Thinking outside the box

(from Wikipedia.org)

The well-known nine-dot puzzle illustrates this very well. When given the challenge of connecting these nine dots with four straight lines connected at their endpoints, many people struggle to find any possible solutions. Indeed, within the imaginary square confines of the nine dots themselves, the puzzle is impossible to solve. Those boundaries, however, were never specified in the original challenge–that is, they were artificially created by the person attempting to solve the puzzle. By removing these superfluous restrictions, the solution becomes possible, as illustrated here.

While none of us will ever quite be able to escape this world of measurement, one thing we certainly can do is create our own reality (or perception of reality, if you prefer). If 97% on a test doesn’t satisfy your parents, you can choose to get discouraged about it and draw those imaginary boundaries to that effect around your nine dots. But you can also decide that 97% is “quite good enough,” as Sister Hall put it, and be happy with it by refusing to confine your nine dots to someone else’s perception of success. While you may still be measured by other people, you have the ability to decide for yourself what kind of a reality you wish to have. Removing those unnecessary boundaries enables you to find greater satisfaction and happiness in your achievement at whatever level.

This comes, however, with a cost. Venturing outside the supposed boundaries makes you vulnerable to failure or ridicule if it turns out you were, after all, incorrect in your assumption. But the important thing to remember is that the greatest rewards come at the cost of the greatest sacrifices, and the more you work toward an end, the more valuable it will be to you after the struggles. Extraordinary people are willing to take those risks in order to (perhaps not without falling a few times first) reach higher levels of achievement than they had ever before imagined.

How you draw those boundaries around your nine dots is really only between you and the Lord, not anyone else if your life. While it may be (and often is) valuable to take advice from your loved ones, you are ultimately the one who must live with the reality you create. And you can choose to make that a happy and fulfilling reality or a confined and crippling one.

Sister Hall’s father gave her some excellent advice when she was struggling with an important life decision, simultaneously laboring under that realm of “not enough.” He said, “Why don’t you stop thinking about what you are not and start concentrating on what you are?” That loving counsel changed her life and made possible the career she now vigorously and successfully pursues.

Pursuing the art of possibility is a worthy, indeed, an essential endeavor if you wish to become an extraordinary person and achieve the levels of success you desire.
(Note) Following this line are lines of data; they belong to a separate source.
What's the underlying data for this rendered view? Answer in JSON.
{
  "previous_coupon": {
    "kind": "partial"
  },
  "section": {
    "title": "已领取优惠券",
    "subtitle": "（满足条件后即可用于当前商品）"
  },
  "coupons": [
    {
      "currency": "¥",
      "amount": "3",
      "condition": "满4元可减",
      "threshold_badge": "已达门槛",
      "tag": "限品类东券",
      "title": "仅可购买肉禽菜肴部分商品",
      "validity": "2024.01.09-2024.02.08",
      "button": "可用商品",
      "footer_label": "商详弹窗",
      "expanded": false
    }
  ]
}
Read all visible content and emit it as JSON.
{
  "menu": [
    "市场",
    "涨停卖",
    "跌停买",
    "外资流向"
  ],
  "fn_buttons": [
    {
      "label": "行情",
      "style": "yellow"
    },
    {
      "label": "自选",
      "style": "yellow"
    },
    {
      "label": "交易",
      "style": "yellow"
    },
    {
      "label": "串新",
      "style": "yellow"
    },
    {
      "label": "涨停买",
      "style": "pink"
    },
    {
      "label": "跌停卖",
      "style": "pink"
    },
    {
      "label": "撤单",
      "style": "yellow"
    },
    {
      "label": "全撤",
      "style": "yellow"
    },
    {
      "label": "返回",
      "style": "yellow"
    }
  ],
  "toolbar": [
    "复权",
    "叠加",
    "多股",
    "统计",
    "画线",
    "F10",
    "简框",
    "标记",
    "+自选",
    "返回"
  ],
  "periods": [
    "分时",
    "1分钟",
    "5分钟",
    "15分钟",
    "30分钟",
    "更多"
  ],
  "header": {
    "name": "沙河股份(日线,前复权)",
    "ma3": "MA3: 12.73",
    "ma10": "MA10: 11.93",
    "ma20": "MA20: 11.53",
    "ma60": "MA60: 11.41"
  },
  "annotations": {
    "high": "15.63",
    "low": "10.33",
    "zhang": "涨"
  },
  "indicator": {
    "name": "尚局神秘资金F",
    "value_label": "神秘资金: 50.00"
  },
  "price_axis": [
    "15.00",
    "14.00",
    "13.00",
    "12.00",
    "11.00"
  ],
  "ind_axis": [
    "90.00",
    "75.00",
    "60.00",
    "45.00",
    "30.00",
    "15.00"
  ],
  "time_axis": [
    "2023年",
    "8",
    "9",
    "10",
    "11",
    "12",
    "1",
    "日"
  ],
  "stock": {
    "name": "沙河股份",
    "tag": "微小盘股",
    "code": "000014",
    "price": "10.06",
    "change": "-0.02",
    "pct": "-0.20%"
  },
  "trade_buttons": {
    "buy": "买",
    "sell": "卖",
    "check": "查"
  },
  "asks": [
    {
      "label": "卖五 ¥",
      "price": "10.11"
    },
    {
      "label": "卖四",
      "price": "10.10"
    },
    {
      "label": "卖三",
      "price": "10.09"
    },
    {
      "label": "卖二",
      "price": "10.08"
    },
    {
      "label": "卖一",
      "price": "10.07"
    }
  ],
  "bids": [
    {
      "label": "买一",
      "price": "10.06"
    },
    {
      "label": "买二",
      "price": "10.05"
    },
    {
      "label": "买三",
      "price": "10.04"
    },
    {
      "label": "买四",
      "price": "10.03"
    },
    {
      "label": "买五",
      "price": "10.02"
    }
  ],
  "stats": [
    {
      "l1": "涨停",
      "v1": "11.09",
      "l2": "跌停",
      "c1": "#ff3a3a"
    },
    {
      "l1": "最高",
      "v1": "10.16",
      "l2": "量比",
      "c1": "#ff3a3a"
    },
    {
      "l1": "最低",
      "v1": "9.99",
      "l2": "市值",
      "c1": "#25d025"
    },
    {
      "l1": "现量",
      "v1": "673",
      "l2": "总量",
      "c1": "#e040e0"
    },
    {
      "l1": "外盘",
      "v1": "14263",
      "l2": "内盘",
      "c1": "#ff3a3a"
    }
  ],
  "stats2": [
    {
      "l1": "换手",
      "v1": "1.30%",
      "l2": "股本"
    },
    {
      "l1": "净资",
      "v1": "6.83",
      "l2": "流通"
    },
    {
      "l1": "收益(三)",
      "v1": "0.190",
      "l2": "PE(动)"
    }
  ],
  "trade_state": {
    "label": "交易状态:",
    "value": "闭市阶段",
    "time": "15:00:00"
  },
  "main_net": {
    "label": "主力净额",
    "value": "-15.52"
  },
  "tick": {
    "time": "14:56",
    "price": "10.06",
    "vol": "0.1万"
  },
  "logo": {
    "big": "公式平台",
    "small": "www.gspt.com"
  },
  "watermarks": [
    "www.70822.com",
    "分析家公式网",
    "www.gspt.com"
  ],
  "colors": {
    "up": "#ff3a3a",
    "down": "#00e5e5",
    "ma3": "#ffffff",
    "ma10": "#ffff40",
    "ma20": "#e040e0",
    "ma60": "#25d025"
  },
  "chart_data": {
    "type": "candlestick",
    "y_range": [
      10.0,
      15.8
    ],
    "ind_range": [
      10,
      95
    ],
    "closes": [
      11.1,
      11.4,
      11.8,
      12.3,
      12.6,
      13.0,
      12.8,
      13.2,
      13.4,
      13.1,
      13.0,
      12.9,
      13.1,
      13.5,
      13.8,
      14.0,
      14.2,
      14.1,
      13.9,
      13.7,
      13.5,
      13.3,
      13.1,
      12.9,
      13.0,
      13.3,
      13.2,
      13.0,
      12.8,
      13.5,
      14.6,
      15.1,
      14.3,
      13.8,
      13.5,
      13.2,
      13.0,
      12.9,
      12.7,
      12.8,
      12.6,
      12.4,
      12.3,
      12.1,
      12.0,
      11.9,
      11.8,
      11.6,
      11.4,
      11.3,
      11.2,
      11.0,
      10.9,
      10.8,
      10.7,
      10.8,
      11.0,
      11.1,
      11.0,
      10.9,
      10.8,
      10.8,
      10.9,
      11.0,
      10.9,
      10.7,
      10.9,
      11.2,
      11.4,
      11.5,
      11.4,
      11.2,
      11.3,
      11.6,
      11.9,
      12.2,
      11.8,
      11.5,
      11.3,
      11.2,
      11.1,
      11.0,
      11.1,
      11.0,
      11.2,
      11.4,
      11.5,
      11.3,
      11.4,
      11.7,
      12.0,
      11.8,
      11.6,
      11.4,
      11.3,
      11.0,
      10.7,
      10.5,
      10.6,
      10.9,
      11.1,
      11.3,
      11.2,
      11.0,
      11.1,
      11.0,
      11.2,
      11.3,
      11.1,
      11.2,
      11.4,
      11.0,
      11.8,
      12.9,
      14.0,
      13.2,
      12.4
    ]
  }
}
Allowing others to circumscribe your nine dots only limits you. And while there are risks in casting off those artificial shackles, the rewards of success far outweigh the sacrifices.